§ **TO DO**
Search the entries for the string "kext" and give the number of lines that hold it, nothing more.

(Extracted data entries)
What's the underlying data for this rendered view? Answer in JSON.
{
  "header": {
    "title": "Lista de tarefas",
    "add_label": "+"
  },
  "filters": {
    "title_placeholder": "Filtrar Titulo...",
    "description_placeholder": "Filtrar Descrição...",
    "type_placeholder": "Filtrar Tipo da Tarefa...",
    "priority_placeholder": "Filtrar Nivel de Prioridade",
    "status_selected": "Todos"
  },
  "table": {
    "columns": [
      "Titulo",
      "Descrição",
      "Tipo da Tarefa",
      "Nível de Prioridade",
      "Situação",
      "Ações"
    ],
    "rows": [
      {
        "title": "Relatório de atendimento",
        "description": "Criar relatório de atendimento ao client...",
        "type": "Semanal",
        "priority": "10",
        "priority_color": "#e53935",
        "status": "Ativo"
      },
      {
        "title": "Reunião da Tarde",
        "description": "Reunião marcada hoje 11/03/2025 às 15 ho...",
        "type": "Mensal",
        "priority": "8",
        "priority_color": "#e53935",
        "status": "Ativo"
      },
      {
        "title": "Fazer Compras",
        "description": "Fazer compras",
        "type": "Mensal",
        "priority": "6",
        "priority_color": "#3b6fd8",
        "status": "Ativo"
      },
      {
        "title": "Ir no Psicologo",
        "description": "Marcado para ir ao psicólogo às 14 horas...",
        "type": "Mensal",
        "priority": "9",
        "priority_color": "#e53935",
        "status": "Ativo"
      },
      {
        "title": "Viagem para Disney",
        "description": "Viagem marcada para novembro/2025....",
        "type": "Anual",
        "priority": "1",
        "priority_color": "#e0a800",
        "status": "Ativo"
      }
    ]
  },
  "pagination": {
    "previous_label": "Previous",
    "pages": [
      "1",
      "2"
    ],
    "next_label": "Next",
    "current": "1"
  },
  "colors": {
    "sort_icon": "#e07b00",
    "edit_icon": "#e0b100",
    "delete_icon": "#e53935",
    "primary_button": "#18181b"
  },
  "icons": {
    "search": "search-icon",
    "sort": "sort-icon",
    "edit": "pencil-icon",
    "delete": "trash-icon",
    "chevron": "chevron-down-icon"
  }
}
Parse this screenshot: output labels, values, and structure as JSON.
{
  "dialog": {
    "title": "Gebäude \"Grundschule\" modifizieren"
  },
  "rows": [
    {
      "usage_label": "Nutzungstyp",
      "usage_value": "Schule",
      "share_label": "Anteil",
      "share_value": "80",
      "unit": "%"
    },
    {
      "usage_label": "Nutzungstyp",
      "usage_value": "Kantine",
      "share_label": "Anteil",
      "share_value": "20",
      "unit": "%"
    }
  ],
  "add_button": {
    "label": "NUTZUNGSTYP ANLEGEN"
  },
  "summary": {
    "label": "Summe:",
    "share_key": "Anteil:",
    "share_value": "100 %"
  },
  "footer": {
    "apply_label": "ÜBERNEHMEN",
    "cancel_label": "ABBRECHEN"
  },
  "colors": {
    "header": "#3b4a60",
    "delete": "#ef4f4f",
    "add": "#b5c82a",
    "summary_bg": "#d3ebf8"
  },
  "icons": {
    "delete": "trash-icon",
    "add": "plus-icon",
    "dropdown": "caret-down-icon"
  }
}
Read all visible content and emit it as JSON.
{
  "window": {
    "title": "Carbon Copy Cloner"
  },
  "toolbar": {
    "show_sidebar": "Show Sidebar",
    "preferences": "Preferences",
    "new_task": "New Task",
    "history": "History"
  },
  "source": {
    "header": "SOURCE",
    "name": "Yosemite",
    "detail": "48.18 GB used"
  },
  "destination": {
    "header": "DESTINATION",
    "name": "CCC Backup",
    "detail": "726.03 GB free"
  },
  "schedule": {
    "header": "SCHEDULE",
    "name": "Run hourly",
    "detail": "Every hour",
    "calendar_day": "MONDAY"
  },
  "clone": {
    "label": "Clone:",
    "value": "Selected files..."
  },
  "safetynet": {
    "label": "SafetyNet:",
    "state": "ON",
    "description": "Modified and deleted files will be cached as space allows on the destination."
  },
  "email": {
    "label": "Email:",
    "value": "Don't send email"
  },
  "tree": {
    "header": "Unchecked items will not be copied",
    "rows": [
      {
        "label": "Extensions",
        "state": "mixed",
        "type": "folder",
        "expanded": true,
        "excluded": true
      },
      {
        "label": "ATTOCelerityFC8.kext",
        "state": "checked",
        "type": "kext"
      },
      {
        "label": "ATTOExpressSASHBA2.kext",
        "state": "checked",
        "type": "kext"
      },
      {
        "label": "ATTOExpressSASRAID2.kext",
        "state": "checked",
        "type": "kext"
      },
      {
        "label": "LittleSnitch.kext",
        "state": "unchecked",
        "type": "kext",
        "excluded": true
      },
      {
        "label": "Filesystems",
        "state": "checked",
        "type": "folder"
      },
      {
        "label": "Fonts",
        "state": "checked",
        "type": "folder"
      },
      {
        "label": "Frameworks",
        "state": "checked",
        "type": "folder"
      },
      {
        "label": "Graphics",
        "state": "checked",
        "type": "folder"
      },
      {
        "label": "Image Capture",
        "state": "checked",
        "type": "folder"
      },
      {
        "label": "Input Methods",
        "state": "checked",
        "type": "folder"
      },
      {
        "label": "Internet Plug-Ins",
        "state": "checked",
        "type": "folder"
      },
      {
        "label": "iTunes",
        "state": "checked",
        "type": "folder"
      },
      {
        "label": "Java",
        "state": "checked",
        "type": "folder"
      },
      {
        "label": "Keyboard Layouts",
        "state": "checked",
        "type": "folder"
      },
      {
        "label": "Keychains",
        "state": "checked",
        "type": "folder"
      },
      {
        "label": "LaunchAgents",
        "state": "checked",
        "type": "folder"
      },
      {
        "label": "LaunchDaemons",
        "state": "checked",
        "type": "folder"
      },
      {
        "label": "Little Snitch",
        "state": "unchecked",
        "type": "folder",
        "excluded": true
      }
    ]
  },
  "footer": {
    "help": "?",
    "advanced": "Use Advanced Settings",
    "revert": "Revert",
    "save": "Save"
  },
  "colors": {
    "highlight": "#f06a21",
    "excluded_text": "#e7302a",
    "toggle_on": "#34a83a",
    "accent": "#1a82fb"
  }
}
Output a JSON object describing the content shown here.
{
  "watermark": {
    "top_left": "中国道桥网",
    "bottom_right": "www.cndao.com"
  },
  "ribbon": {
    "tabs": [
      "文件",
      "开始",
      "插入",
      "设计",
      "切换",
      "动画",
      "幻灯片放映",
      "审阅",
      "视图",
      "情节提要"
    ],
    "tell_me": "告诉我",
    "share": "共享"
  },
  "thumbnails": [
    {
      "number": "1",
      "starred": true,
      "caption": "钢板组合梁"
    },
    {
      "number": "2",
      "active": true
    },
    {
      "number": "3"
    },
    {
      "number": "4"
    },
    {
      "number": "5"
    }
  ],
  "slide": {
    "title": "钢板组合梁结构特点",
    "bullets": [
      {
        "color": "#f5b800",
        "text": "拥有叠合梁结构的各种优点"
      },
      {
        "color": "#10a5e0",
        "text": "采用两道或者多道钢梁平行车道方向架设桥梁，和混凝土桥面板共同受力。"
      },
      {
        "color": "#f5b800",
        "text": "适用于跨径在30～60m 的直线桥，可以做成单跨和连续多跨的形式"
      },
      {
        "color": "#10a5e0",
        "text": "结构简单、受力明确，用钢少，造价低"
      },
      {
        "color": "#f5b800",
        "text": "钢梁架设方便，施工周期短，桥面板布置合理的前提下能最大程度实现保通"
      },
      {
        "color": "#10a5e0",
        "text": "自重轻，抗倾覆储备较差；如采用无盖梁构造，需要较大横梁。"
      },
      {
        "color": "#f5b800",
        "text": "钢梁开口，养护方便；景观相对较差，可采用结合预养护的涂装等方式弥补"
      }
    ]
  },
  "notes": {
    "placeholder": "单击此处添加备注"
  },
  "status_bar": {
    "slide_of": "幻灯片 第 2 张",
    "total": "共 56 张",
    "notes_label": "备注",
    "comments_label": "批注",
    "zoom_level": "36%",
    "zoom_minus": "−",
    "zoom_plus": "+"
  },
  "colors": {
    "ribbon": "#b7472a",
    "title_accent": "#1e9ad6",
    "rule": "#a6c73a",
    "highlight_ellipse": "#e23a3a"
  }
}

§ **YOUR RESPONSE**
8